Every line of the records that holds the word "this" should be copied out.

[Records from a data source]
▼▼▼
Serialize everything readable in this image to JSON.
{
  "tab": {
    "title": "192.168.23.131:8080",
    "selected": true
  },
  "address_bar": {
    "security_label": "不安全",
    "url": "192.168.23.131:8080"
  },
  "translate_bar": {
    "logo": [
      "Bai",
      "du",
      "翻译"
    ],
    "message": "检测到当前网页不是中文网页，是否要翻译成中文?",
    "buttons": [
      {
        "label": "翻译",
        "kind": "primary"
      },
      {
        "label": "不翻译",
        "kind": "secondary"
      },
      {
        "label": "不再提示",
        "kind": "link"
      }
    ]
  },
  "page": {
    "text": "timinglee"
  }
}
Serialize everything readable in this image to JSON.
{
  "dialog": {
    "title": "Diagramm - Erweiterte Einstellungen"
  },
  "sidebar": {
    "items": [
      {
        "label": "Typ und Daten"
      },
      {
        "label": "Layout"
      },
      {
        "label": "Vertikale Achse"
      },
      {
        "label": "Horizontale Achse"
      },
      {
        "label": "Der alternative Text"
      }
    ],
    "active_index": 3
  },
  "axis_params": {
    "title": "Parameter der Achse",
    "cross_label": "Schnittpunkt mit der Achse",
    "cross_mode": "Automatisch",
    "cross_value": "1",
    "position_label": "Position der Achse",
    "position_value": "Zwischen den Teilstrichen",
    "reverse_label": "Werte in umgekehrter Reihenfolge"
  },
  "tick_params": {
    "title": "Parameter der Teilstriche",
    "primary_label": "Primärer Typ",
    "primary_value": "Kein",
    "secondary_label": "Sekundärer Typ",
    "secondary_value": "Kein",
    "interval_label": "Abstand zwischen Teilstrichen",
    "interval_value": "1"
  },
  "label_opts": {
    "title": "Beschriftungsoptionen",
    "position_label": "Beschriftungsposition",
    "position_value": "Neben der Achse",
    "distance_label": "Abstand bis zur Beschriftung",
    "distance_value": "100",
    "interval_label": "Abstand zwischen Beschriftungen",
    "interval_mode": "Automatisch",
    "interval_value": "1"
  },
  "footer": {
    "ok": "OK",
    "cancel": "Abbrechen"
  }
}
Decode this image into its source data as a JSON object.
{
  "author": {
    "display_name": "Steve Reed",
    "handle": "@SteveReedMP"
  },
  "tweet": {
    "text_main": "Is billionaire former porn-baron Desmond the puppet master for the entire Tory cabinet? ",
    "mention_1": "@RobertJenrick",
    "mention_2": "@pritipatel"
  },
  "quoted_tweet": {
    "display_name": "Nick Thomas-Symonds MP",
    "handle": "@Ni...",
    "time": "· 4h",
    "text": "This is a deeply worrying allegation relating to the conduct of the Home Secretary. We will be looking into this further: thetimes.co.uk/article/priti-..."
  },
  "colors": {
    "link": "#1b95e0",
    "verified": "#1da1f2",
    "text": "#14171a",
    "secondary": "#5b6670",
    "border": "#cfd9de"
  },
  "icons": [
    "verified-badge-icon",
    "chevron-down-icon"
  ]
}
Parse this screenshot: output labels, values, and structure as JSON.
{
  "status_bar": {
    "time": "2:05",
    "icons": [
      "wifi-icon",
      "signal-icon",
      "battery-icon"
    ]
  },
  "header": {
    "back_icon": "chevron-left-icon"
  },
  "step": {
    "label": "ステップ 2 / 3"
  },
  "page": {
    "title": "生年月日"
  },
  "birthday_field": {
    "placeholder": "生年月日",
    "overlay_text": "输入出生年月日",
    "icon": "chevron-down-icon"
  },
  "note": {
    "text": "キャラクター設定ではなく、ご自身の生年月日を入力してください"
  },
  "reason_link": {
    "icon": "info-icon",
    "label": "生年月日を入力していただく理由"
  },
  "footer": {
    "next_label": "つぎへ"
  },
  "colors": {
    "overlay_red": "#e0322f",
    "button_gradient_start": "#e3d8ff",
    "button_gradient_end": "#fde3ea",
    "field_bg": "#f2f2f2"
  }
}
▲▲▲
ANSWER AREA:
Serialize everything readable in this image to JSON.
Serialize everything readable in this image to JSON.
Decode this image into its source data as a JSON object.
    "text": "This is a deeply worrying allegation relating to the conduct of the Home Secretary. We will be looking into this further: thetimes.co.uk/article/priti-..."
Parse this screenshot: output labels, values, and structure as JSON.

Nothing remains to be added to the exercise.